((
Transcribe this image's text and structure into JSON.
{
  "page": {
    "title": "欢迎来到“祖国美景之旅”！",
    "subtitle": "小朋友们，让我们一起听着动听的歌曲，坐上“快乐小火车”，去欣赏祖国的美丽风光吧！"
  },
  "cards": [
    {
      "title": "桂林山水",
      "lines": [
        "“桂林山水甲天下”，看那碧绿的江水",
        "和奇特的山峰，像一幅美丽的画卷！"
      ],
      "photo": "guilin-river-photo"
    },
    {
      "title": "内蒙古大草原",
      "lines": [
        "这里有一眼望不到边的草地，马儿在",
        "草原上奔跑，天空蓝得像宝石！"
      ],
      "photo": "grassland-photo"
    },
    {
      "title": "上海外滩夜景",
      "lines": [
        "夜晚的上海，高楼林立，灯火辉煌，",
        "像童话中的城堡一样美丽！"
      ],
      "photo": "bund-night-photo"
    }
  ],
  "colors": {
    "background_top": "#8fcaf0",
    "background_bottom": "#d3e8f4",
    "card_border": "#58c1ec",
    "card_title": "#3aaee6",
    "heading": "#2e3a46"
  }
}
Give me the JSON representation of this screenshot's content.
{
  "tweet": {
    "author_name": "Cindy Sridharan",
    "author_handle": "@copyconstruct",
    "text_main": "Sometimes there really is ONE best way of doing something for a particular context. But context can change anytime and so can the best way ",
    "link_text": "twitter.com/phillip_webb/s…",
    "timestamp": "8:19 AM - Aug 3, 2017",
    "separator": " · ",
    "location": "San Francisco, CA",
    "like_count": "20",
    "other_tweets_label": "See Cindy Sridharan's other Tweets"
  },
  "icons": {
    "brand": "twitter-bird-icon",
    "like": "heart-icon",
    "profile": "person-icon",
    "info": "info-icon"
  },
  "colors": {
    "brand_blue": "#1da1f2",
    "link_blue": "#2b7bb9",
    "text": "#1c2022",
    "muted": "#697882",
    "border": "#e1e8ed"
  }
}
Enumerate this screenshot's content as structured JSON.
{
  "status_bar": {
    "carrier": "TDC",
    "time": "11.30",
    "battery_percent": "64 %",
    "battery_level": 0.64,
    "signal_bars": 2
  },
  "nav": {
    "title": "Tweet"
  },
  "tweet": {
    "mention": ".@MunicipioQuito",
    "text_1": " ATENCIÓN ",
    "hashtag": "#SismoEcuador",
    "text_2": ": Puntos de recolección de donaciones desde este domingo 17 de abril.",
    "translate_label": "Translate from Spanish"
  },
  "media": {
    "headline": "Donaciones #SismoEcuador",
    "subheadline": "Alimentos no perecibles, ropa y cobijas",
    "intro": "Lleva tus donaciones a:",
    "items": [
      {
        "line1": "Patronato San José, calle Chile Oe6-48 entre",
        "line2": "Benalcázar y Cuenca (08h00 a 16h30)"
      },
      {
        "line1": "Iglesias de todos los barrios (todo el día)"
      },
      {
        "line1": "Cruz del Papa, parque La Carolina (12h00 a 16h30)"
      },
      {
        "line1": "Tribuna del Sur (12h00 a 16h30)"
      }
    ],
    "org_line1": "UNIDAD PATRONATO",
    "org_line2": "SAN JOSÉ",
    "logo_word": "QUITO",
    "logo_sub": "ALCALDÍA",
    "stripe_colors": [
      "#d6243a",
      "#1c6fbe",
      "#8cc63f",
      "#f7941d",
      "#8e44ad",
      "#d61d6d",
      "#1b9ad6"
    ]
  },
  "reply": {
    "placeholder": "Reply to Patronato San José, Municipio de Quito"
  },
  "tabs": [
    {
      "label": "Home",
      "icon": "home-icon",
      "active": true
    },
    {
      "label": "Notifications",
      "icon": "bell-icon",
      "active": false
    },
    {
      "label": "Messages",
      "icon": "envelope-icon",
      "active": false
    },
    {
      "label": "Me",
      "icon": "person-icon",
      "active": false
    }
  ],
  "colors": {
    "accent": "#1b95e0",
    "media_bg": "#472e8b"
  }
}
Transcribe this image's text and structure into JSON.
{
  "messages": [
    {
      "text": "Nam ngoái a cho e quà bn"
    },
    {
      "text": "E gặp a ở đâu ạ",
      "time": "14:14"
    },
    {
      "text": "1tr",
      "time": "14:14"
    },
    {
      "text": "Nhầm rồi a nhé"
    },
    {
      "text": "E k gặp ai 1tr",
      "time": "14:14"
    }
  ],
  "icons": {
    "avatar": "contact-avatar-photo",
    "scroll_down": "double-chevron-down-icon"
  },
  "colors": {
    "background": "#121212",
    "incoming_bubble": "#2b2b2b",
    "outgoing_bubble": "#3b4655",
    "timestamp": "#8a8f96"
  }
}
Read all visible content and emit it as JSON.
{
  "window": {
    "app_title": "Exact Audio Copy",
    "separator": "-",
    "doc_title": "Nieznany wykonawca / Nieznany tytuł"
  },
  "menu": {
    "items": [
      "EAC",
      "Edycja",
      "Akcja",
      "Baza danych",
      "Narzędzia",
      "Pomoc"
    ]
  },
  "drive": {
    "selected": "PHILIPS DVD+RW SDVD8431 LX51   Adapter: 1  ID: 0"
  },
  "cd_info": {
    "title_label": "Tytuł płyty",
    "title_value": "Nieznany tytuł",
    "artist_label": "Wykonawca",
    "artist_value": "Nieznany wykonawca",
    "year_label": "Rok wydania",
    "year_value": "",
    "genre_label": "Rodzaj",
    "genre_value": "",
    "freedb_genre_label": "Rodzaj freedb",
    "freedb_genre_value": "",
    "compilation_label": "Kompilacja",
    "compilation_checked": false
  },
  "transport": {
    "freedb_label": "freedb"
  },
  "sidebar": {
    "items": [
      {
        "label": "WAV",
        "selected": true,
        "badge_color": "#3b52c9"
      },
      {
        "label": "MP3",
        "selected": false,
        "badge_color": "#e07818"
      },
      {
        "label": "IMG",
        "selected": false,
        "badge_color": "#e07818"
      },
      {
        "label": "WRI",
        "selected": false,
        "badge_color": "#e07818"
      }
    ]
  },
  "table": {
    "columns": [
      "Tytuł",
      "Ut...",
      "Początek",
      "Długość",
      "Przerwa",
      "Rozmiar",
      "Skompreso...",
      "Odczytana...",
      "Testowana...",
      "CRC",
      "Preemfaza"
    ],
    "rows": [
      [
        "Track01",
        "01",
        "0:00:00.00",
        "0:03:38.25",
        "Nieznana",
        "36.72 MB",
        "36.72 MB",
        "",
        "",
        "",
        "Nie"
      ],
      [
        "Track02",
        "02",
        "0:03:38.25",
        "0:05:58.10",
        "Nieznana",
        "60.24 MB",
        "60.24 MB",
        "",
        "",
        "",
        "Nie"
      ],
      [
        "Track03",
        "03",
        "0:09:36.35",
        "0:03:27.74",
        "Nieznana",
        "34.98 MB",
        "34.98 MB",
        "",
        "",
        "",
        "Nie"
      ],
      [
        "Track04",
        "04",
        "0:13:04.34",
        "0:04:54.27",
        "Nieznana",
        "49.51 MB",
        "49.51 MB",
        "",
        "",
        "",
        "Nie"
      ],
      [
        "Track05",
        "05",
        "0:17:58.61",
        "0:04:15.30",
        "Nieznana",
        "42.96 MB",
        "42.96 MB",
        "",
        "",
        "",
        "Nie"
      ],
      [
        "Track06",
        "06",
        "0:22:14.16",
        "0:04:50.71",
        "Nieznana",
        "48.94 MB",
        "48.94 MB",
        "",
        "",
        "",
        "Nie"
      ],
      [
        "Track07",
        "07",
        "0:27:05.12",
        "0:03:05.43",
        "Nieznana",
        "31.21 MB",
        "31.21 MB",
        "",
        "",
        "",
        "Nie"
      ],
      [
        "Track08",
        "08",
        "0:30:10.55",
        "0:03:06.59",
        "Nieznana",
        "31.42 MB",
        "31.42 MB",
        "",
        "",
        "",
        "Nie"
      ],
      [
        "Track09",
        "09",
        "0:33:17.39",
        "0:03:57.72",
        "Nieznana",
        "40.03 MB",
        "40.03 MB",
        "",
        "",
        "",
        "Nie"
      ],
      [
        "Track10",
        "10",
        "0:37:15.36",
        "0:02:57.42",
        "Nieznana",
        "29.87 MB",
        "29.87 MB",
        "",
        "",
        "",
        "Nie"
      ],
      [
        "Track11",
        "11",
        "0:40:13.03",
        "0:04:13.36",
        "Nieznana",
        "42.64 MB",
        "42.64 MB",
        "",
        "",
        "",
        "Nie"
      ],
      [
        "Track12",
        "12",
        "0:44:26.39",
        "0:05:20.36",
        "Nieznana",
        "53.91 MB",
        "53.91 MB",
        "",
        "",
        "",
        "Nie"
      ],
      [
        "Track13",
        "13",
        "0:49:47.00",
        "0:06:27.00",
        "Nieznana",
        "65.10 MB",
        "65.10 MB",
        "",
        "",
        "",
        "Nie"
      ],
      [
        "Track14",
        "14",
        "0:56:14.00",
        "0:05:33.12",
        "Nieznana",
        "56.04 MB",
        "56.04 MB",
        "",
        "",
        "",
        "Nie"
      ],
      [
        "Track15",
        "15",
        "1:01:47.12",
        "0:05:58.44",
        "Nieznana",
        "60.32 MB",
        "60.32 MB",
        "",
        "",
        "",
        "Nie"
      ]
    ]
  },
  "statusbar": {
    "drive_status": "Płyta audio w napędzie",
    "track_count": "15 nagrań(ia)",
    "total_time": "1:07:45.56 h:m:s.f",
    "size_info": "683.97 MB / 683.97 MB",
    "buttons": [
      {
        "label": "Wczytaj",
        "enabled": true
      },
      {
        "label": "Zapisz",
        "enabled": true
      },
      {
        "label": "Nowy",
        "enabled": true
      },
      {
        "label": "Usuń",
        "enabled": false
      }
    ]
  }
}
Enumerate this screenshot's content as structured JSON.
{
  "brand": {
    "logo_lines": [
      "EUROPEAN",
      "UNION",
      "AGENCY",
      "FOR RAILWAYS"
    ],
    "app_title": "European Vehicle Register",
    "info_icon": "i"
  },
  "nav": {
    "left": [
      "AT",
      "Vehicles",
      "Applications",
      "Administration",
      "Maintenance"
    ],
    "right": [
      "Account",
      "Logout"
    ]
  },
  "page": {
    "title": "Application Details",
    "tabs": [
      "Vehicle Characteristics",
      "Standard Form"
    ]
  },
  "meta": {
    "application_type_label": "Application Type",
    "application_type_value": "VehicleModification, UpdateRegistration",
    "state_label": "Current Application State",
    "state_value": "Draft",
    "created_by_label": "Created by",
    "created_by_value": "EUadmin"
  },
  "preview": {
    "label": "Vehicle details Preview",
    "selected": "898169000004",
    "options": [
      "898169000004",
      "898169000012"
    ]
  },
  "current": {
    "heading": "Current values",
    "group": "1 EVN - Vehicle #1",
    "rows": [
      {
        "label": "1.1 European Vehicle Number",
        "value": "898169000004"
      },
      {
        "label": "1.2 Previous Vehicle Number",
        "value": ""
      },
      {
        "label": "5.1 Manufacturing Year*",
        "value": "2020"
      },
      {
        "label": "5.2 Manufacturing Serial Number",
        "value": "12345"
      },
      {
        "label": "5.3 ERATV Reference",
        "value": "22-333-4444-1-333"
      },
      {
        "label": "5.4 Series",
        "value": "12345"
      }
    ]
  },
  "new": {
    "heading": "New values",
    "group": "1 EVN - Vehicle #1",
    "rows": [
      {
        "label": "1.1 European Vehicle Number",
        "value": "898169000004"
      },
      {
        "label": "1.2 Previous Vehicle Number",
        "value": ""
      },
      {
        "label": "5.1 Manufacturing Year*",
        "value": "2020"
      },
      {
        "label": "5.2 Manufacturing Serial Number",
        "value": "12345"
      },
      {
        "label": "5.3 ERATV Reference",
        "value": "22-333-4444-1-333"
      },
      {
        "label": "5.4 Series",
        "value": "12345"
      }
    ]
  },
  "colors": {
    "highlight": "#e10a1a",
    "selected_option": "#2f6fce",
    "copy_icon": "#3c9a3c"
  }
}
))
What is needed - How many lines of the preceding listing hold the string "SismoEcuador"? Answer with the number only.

Answer to this exercise - 2